|Name Peter Padfield||Role Author|
|Books The great naval race, Maritime Supremacy and the O, War Beneath the Sea, Donitz - the last Fuhrer, Maritime Dominion and the T|
Book review hess hitler churchill the real turning point of the second world war peter padfield
Peter L. N. Padfield (born 1932) is a British author, biographer, historian, and journalist who specializes in naval history and in the Second World War period. His early journalism appeared under the name P. L. N. Padfield. As well as his non-fiction work, he has also published four novels.
- Book review hess hitler churchill the real turning point of the second world war peter padfield
- Life and work
- Private life
- Naval history
- Second World War
- Selected articles
Life and work
Born in British India, Padfield attended a well-known boarding school for boys, Christ's Hospital, then trained for a naval career as a Royal Naval Reserve cadet on HMS Worcester. He then became a navigating officer with the P&O shipping company. In 1957 he was paid off from P&O's London to Australia ocean liner Strathmore, after being accepted as one of the crew of Mayflower II, a replica of the original Mayflower, and sailed in her on her maiden voyage from Plymouth, Devon, to New York City. On his escape from a junior officer's life with P&O, Padfield later commented that "Cargo boats, public schools, and prisons have a great deal in common". After New York, he returned to sea in the Pacific, including a visit to Guadalcanal in the Solomon Islands, where he panned for gold, then wrote The Sea is a Magic Carpet, published as a book in 1959, an account of his adventures.

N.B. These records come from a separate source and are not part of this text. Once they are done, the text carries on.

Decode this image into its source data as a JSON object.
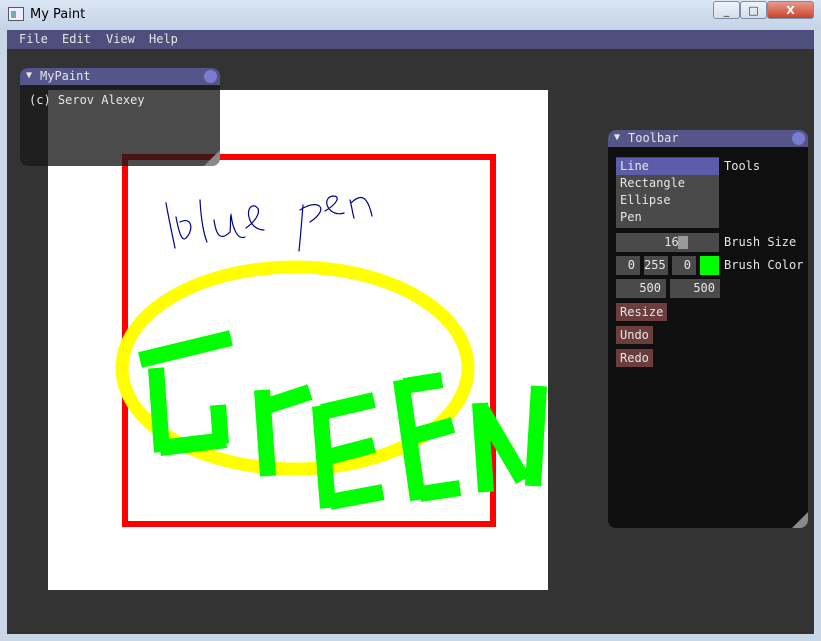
{
  "window": {
    "title": "My Paint",
    "minimize_glyph": "_",
    "maximize_glyph": "□",
    "close_glyph": "X"
  },
  "menu": {
    "items": [
      "File",
      "Edit",
      "View",
      "Help"
    ]
  },
  "mypaint_panel": {
    "title": "MyPaint",
    "text": "(c) Serov Alexey"
  },
  "toolbar_panel": {
    "title": "Tools",
    "header": "Toolbar",
    "tools": [
      "Line",
      "Rectangle",
      "Ellipse",
      "Pen"
    ],
    "selected_tool": "Line",
    "tools_label": "Tools",
    "brush_size": "16",
    "brush_size_label": "Brush Size",
    "brush_size_fraction": 0.13,
    "brush_color": [
      "0",
      "255",
      "0"
    ],
    "brush_color_label": "Brush Color",
    "canvas_size": [
      "500",
      "500"
    ],
    "buttons": {
      "resize": "Resize",
      "undo": "Undo",
      "redo": "Redo"
    }
  },
  "colors": {
    "client_bg": "#333333",
    "menubar": "#4f4f7e",
    "panel_title": "#55558a",
    "selection": "#5c5cab",
    "button": "#6b3d3d",
    "swatch": "#00ff00",
    "rect_stroke": "#ff0000",
    "ellipse_stroke": "#ffff00",
    "pen_stroke": "#00008b",
    "green_stroke": "#00ff00"
  },
  "icons": {
    "collapse": "triangle-down-icon",
    "window_close": "close-icon"
  }
}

Padfield settled in England and established a career in journalism. In his second book, The Titanic and the Californian, he defended the reputation of Captain Lord, the master of the Californian who since 1912 had been widely blamed for the death of hundreds of passengers on the Titanic. He concluded that in the Board of Trade Inquiry chaired by Lord Mersey there had been "crazy deductions, distortions, prejudice, and occasional bone-headed obstinacy of witnesses and the court", and the huge success of this enabled him to begin writing books full-time. Next came several works on naval history, including The Great Naval Race (1976), a study of the rivalry between Britain and Germany in the early 20th century, which led to biographies of three leading Nazis, Karl Dönitz, Heinrich Himmler, and Rudolf Hess. In 2003 he won the Mountbatten Maritime Prize for his Maritime Power and the Struggle for Freedom.
Padfield's latest historical work is Hess, Hitler and Churchill (2013), in which he explores the mystery of Rudolf Hess's flight to Britain in 1941. He develops the theory that it may have been part of a significant German peace offer and suggests that Hess was carrying documents with detailed proposals from Hitler. These would have meant an armistice between Germany and Britain, which would stand neutral in a planned German war against the Soviet Union, in return for which Germany was willing to withdraw its armed forces from Western Europe.
In 1960 Padfield gave up his life at sea and married Jane Padfield. They settled first at Clare, Suffolk, and brought up a son and two daughters in East Anglia, buying a gaff-rigged Norfolk shrimp boat for sailing on the River Deben. They now live at Woodbridge. Taking many holidays in Switzerland, until the arrival of old age the couple's interests included cross-country skiing in the winter months, and they continue with mountain walks in the summer. Padfield also sketches and paints in watercolours.